- **PROVIDED INFORMATION**:
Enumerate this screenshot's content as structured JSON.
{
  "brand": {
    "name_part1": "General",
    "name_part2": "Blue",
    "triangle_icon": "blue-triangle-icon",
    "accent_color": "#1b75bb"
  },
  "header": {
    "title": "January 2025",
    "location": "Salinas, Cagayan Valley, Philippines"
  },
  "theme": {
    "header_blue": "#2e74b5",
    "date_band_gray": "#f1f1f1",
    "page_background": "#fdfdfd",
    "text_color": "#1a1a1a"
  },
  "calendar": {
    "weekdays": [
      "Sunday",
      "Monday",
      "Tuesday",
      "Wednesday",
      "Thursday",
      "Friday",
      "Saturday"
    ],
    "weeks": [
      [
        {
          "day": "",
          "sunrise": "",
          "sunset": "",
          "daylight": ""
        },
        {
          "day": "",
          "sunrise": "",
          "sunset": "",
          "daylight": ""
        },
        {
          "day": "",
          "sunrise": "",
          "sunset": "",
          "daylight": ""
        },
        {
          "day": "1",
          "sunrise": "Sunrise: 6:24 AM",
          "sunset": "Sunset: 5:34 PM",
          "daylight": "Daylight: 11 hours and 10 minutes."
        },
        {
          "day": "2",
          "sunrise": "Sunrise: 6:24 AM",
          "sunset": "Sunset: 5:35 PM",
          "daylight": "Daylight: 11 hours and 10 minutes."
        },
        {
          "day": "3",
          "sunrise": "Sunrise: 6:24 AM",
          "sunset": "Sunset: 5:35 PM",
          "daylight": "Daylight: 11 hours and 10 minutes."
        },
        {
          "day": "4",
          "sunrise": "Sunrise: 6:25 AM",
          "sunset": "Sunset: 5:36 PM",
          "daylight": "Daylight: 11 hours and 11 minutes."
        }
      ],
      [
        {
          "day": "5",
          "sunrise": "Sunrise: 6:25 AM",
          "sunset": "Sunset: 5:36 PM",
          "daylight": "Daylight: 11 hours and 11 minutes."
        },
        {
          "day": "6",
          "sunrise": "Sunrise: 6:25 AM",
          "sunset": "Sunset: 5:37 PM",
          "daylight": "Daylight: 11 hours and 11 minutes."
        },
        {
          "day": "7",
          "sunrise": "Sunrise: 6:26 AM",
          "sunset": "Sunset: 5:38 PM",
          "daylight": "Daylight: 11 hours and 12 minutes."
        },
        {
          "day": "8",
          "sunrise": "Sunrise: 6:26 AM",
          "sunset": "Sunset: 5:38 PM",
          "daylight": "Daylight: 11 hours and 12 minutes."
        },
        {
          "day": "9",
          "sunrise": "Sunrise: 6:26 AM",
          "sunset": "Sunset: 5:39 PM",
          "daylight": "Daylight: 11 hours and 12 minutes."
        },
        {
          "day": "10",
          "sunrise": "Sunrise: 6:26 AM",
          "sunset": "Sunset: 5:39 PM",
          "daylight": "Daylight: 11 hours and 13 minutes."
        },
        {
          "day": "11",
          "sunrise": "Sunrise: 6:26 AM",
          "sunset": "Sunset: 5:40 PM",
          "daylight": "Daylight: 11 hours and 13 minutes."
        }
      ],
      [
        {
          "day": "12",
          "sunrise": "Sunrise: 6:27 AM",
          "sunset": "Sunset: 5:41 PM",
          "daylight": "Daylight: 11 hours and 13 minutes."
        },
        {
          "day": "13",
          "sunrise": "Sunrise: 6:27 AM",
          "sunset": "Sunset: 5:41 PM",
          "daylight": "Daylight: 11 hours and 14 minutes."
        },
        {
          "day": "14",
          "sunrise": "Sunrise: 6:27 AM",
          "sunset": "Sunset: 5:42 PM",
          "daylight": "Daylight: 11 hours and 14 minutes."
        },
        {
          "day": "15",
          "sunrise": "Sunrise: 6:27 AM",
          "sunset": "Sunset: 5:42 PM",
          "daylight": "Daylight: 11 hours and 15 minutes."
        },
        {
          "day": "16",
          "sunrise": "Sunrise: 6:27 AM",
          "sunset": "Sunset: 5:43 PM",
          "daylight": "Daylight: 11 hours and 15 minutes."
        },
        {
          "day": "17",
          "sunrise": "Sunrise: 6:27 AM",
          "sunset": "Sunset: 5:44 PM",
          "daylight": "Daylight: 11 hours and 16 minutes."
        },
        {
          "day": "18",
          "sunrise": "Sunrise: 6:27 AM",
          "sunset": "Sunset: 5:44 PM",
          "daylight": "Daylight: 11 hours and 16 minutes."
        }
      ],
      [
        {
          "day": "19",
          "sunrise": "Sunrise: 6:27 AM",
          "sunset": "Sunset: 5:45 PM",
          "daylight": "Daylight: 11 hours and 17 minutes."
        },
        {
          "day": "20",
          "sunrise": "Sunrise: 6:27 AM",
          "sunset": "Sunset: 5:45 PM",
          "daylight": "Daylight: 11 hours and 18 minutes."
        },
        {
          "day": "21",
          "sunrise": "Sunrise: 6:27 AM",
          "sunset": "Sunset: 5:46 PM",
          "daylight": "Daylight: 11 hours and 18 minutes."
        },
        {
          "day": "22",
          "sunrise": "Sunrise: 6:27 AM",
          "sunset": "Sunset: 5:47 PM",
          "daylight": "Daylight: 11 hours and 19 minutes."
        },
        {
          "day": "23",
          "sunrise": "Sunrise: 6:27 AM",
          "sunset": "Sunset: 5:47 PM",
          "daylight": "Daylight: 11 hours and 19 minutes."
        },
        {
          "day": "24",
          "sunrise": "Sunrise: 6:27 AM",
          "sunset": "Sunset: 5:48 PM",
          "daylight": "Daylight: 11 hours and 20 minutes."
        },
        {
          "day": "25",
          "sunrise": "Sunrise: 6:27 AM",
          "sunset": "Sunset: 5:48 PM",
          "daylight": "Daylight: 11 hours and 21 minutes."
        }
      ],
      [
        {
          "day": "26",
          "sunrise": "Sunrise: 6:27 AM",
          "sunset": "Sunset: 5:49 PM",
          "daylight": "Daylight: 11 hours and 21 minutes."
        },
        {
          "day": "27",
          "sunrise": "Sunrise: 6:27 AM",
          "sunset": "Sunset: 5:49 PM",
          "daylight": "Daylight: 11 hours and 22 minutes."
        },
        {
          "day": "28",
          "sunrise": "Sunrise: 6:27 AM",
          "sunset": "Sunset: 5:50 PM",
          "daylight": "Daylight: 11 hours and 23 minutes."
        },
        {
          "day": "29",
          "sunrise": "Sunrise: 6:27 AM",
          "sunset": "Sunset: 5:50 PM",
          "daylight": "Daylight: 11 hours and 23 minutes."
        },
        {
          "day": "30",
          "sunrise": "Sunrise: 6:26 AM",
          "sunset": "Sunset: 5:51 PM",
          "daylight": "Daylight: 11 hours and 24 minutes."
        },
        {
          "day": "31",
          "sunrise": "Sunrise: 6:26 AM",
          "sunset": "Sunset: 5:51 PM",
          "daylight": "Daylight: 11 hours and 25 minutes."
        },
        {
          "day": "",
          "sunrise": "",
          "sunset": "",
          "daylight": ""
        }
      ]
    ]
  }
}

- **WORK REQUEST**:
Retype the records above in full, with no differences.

- **COMPLETED EXERCISE**:
Enumerate this screenshot's content as structured JSON.
{
  "brand": {
    "name_part1": "General",
    "name_part2": "Blue",
    "triangle_icon": "blue-triangle-icon",
    "accent_color": "#1b75bb"
  },
  "header": {
    "title": "January 2025",
    "location": "Salinas, Cagayan Valley, Philippines"
  },
  "theme": {
    "header_blue": "#2e74b5",
    "date_band_gray": "#f1f1f1",
    "page_background": "#fdfdfd",
    "text_color": "#1a1a1a"
  },
  "calendar": {
    "weekdays": [
      "Sunday",
      "Monday",
      "Tuesday",
      "Wednesday",
      "Thursday",
      "Friday",
      "Saturday"
    ],
    "weeks": [
      [
        {
          "day": "",
          "sunrise": "",
          "sunset": "",
          "daylight": ""
        },
        {
          "day": "",
          "sunrise": "",
          "sunset": "",
          "daylight": ""
        },
        {
          "day": "",
          "sunrise": "",
          "sunset": "",
          "daylight": ""
        },
        {
          "day": "1",
          "sunrise": "Sunrise: 6:24 AM",
          "sunset": "Sunset: 5:34 PM",
          "daylight": "Daylight: 11 hours and 10 minutes."
        },
        {
          "day": "2",
          "sunrise": "Sunrise: 6:24 AM",
          "sunset": "Sunset: 5:35 PM",
          "daylight": "Daylight: 11 hours and 10 minutes."
        },
        {
          "day": "3",
          "sunrise": "Sunrise: 6:24 AM",
          "sunset": "Sunset: 5:35 PM",
          "daylight": "Daylight: 11 hours and 10 minutes."
        },
        {
          "day": "4",
          "sunrise": "Sunrise: 6:25 AM",
          "sunset": "Sunset: 5:36 PM",
          "daylight": "Daylight: 11 hours and 11 minutes."
        }
      ],
      [
        {
          "day": "5",
          "sunrise": "Sunrise: 6:25 AM",
          "sunset": "Sunset: 5:36 PM",
          "daylight": "Daylight: 11 hours and 11 minutes."
        },
        {
          "day": "6",
          "sunrise": "Sunrise: 6:25 AM",
          "sunset": "Sunset: 5:37 PM",
          "daylight": "Daylight: 11 hours and 11 minutes."
        },
        {
          "day": "7",
          "sunrise": "Sunrise: 6:26 AM",
          "sunset": "Sunset: 5:38 PM",
          "daylight": "Daylight: 11 hours and 12 minutes."
        },
        {
          "day": "8",
          "sunrise": "Sunrise: 6:26 AM",
          "sunset": "Sunset: 5:38 PM",
          "daylight": "Daylight: 11 hours and 12 minutes."
        },
        {
          "day": "9",
          "sunrise": "Sunrise: 6:26 AM",
          "sunset": "Sunset: 5:39 PM",
          "daylight": "Daylight: 11 hours and 12 minutes."
        },
        {
          "day": "10",
          "sunrise": "Sunrise: 6:26 AM",
          "sunset": "Sunset: 5:39 PM",
          "daylight": "Daylight: 11 hours and 13 minutes."
        },
        {
          "day": "11",
          "sunrise": "Sunrise: 6:26 AM",
          "sunset": "Sunset: 5:40 PM",
          "daylight": "Daylight: 11 hours and 13 minutes."
        }
      ],
      [
        {
          "day": "12",
          "sunrise": "Sunrise: 6:27 AM",
          "sunset": "Sunset: 5:41 PM",
          "daylight": "Daylight: 11 hours and 13 minutes."
        },
        {
          "day": "13",
          "sunrise": "Sunrise: 6:27 AM",
          "sunset": "Sunset: 5:41 PM",
          "daylight": "Daylight: 11 hours and 14 minutes."
        },
        {
          "day": "14",
          "sunrise": "Sunrise: 6:27 AM",
          "sunset": "Sunset: 5:42 PM",
          "daylight": "Daylight: 11 hours and 14 minutes."
        },
        {
          "day": "15",
          "sunrise": "Sunrise: 6:27 AM",
          "sunset": "Sunset: 5:42 PM",
          "daylight": "Daylight: 11 hours and 15 minutes."
        },
        {
          "day": "16",
          "sunrise": "Sunrise: 6:27 AM",
          "sunset": "Sunset: 5:43 PM",
          "daylight": "Daylight: 11 hours and 15 minutes."
        },
        {
          "day": "17",
          "sunrise": "Sunrise: 6:27 AM",
          "sunset": "Sunset: 5:44 PM",
          "daylight": "Daylight: 11 hours and 16 minutes."
        },
        {
          "day": "18",
          "sunrise": "Sunrise: 6:27 AM",
          "sunset": "Sunset: 5:44 PM",
          "daylight": "Daylight: 11 hours and 16 minutes."
        }
      ],
      [
        {
          "day": "19",
          "sunrise": "Sunrise: 6:27 AM",
          "sunset": "Sunset: 5:45 PM",
          "daylight": "Daylight: 11 hours and 17 minutes."
        },
        {
          "day": "20",
          "sunrise": "Sunrise: 6:27 AM",
          "sunset": "Sunset: 5:45 PM",
          "daylight": "Daylight: 11 hours and 18 minutes."
        },
        {
          "day": "21",
          "sunrise": "Sunrise: 6:27 AM",
          "sunset": "Sunset: 5:46 PM",
          "daylight": "Daylight: 11 hours and 18 minutes."
        },
        {
          "day": "22",
          "sunrise": "Sunrise: 6:27 AM",
          "sunset": "Sunset: 5:47 PM",
          "daylight": "Daylight: 11 hours and 19 minutes."
        },
        {
          "day": "23",
          "sunrise": "Sunrise: 6:27 AM",
          "sunset": "Sunset: 5:47 PM",
          "daylight": "Daylight: 11 hours and 19 minutes."
        },
        {
          "day": "24",
          "sunrise": "Sunrise: 6:27 AM",
          "sunset": "Sunset: 5:48 PM",
          "daylight": "Daylight: 11 hours and 20 minutes."
        },
        {
          "day": "25",
          "sunrise": "Sunrise: 6:27 AM",
          "sunset": "Sunset: 5:48 PM",
          "daylight": "Daylight: 11 hours and 21 minutes."
        }
      ],
      [
        {
          "day": "26",
          "sunrise": "Sunrise: 6:27 AM",
          "sunset": "Sunset: 5:49 PM",
          "daylight": "Daylight: 11 hours and 21 minutes."
        },
        {
          "day": "27",
          "sunrise": "Sunrise: 6:27 AM",
          "sunset": "Sunset: 5:49 PM",
          "daylight": "Daylight: 11 hours and 22 minutes."
        },
        {
          "day": "28",
          "sunrise": "Sunrise: 6:27 AM",
          "sunset": "Sunset: 5:50 PM",
          "daylight": "Daylight: 11 hours and 23 minutes."
        },
        {
          "day": "29",
          "sunrise": "Sunrise: 6:27 AM",
          "sunset": "Sunset: 5:50 PM",
          "daylight": "Daylight: 11 hours and 23 minutes."
        },
        {
          "day": "30",
          "sunrise": "Sunrise: 6:26 AM",
          "sunset": "Sunset: 5:51 PM",
          "daylight": "Daylight: 11 hours and 24 minutes."
        },
        {
          "day": "31",
          "sunrise": "Sunrise: 6:26 AM",
          "sunset": "Sunset: 5:51 PM",
          "daylight": "Daylight: 11 hours and 25 minutes."
        },
        {
          "day": "",
          "sunrise": "",
          "sunset": "",
          "daylight": ""
        }
      ]
    ]
  }
}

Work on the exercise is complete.